that will help families to be better united."
Callie listened with half a heart. It took her by surprise that Rus would think of an idea like that. She
wondered what had transpired to give the inspiration for such a project. It sounded like a wonderful idea. Callie wanted so
much to be a part of it. But did she have a place in Rus’s life?
"There’s only one problem that I see," Rus acknowledged, watching her expression closely.
There was a shimmer of hope shining in her eyes.
"What is that?" Callie asked.
"I would need someone to help set everything up, get the necessary funding, and organize it all. I would
need a license psychologist. Do you know anyone who might be interested?"
Was he goading her? Was he serious? Was he asking her in an indirect way to come with him.
"What are you asking me, Rus?"
Rus came to sit beside her, taking her hand in his and holding it to his lips. "I’m asking you one
more time, if you will be my wife. I need you Callie. I love you and I want you to be with me always."
Callie found it hard to contain her tears. They spilled out all over the placed. She was so overwhelmed with
emotions she could barely speak. "Oh, Rus, yes, I will marry you. All the time I was away from you, I kept thinking how stupid
I was to have let you go."
"So you’ll come with me to North Carolina? You’ll help me with all the preparations and licensing
of my community center. You’ll take an avid part in my dreams."
Callie smiled, but even when she smiled, Rus could see some trepidation in her eyes. "What is it Callie?"
"What about Colby West. I haven’t forgotten about him. I still plan to adopt him, if everything works
out right. Where does he fit into all of your plans?"
Rus grinned. It was as wide as the Mississippi River and it sent shivers all the way down Callie’s
"I’ve already talked to him, told him I was interested in marrying you. I asked him if he had any problems
with me being a father to him."
"And what did he say?" Callie was eager to know.
"He said he couldn’t think of a one."
"But what if they never find his uncle?"
"They have. He’s in prison. He won’t be coming out for a while. But he’s already given
his consent for the legal adoption."

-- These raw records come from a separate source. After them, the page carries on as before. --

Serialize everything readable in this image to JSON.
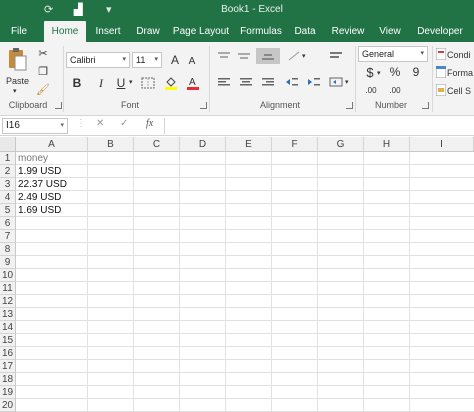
{
  "titlebar": {
    "window_title": "Book1  -  Excel"
  },
  "tabs": [
    "File",
    "Home",
    "Insert",
    "Draw",
    "Page Layout",
    "Formulas",
    "Data",
    "Review",
    "View",
    "Developer"
  ],
  "ribbon": {
    "clipboard": {
      "paste": "Paste",
      "label": "Clipboard"
    },
    "font": {
      "name": "Calibri",
      "size": "11",
      "label": "Font",
      "bold": "B",
      "italic": "I",
      "underline": "U",
      "grow": "A",
      "shrink": "A"
    },
    "alignment": {
      "label": "Alignment"
    },
    "number": {
      "format": "General",
      "label": "Number",
      "currency": "$",
      "percent": "%",
      "comma": "9",
      "inc_decimal": ".00",
      "dec_decimal": ".00"
    },
    "styles": {
      "conditional": "Condi",
      "format_table": "Forma",
      "cell_styles": "Cell S"
    }
  },
  "formula_bar": {
    "name_box": "I16",
    "fx": "fx",
    "value": ""
  },
  "grid": {
    "columns": [
      "A",
      "B",
      "C",
      "D",
      "E",
      "F",
      "G",
      "H",
      "I"
    ],
    "rows": [
      "1",
      "2",
      "3",
      "4",
      "5",
      "6",
      "7",
      "8",
      "9",
      "10",
      "11",
      "12",
      "13",
      "14",
      "15",
      "16",
      "17",
      "18",
      "19",
      "20"
    ],
    "cells_A": [
      "money",
      "1.99 USD",
      "22.37 USD",
      "2.49 USD",
      "1.69 USD"
    ]
  }
}
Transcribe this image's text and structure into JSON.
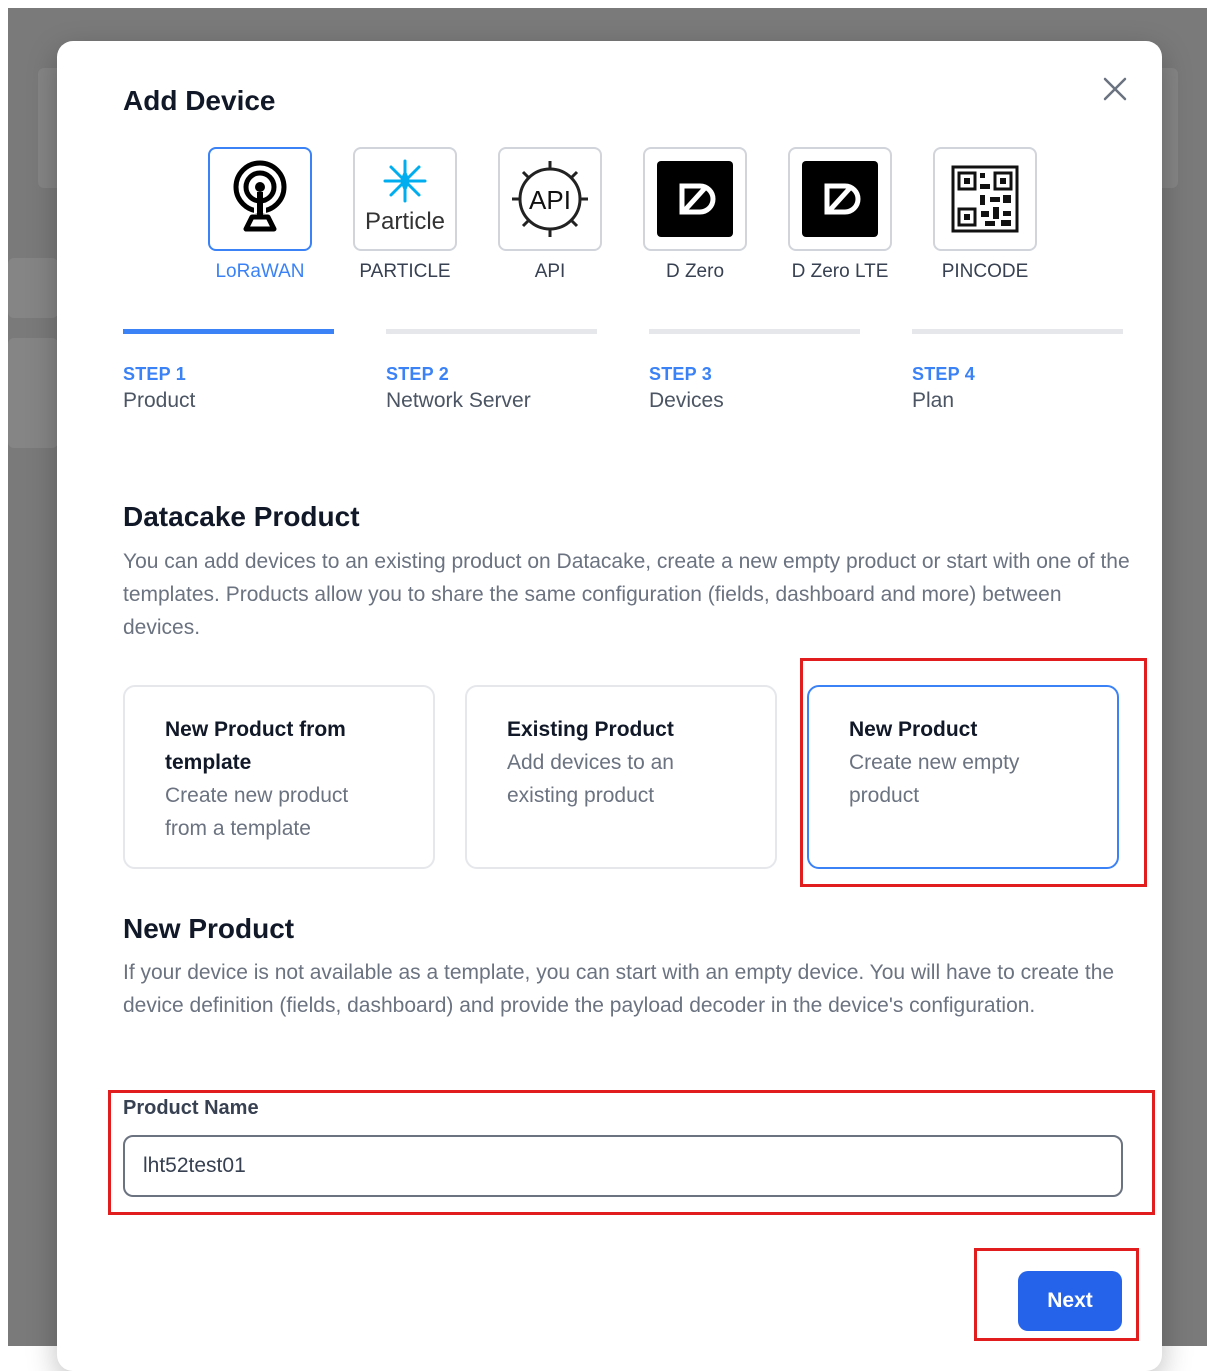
{
  "dialog": {
    "title": "Add Device"
  },
  "device_types": [
    {
      "label": "LoRaWAN",
      "icon": "antenna-icon",
      "active": true
    },
    {
      "label": "PARTICLE",
      "icon": "particle-logo-icon",
      "logo_text": "Particle"
    },
    {
      "label": "API",
      "icon": "api-gear-icon",
      "logo_text": "API"
    },
    {
      "label": "D Zero",
      "icon": "d-zero-logo-icon"
    },
    {
      "label": "D Zero LTE",
      "icon": "d-zero-lte-logo-icon"
    },
    {
      "label": "PINCODE",
      "icon": "qr-code-icon"
    }
  ],
  "steps": [
    {
      "number": "STEP 1",
      "name": "Product",
      "active": true
    },
    {
      "number": "STEP 2",
      "name": "Network Server"
    },
    {
      "number": "STEP 3",
      "name": "Devices"
    },
    {
      "number": "STEP 4",
      "name": "Plan"
    }
  ],
  "product_section": {
    "heading": "Datacake Product",
    "description": "You can add devices to an existing product on Datacake, create a new empty product or start with one of the templates. Products allow you to share the same configuration (fields, dashboard and more) between devices."
  },
  "options": [
    {
      "title": "New Product from template",
      "description": "Create new product from a template"
    },
    {
      "title": "Existing Product",
      "description": "Add devices to an existing product"
    },
    {
      "title": "New Product",
      "description": "Create new empty product",
      "selected": true
    }
  ],
  "new_product": {
    "heading": "New Product",
    "description": "If your device is not available as a template, you can start with an empty device. You will have to create the device definition (fields, dashboard) and provide the payload decoder in the device's configuration.",
    "field_label": "Product Name",
    "field_value": "lht52test01"
  },
  "actions": {
    "next_label": "Next"
  },
  "colors": {
    "accent": "#3b82f6",
    "primary_button": "#2563eb",
    "highlight": "#e11d1d"
  }
}
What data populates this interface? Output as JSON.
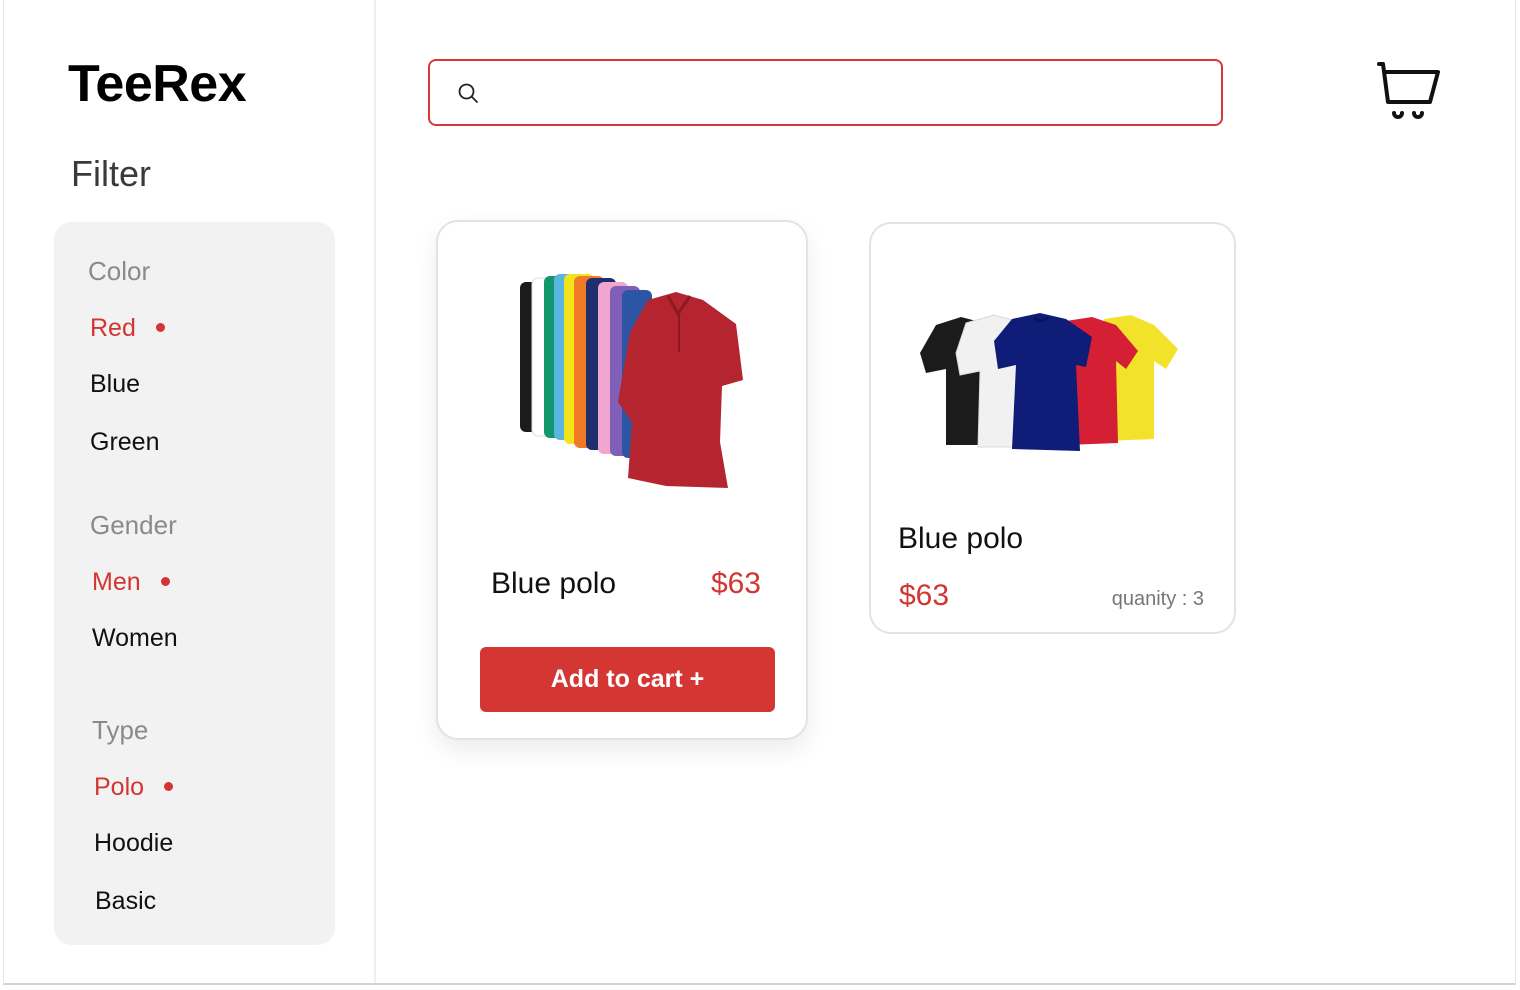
{
  "app": {
    "logo": "TeeRex",
    "filter_title": "Filter",
    "accent_color": "#d23532"
  },
  "filters": {
    "color": {
      "label": "Color",
      "options": [
        {
          "label": "Red",
          "selected": true
        },
        {
          "label": "Blue",
          "selected": false
        },
        {
          "label": "Green",
          "selected": false
        }
      ]
    },
    "gender": {
      "label": "Gender",
      "options": [
        {
          "label": "Men",
          "selected": true
        },
        {
          "label": "Women",
          "selected": false
        }
      ]
    },
    "type": {
      "label": "Type",
      "options": [
        {
          "label": "Polo",
          "selected": true
        },
        {
          "label": "Hoodie",
          "selected": false
        },
        {
          "label": "Basic",
          "selected": false
        }
      ]
    }
  },
  "search": {
    "value": "",
    "placeholder": "",
    "icon": "search-icon"
  },
  "header": {
    "cart_icon": "cart-icon"
  },
  "products": [
    {
      "name": "Blue polo",
      "price": "$63",
      "button_label": "Add to cart +",
      "image": "stacked-polo-shirts"
    },
    {
      "name": "Blue polo",
      "price": "$63",
      "quantity_label": "quanity : 3",
      "image": "stacked-tshirts"
    }
  ]
}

Callie was happier than she ever thought it possible to be in one lifetime. Rus had fulfilled her every dream.
God had taken care of her and provided everything she had needed to sustain her through her ordeal. She was blessed to the
fullest. She had a great life ahead of her and she looked forward to spending every minute of it with her new family.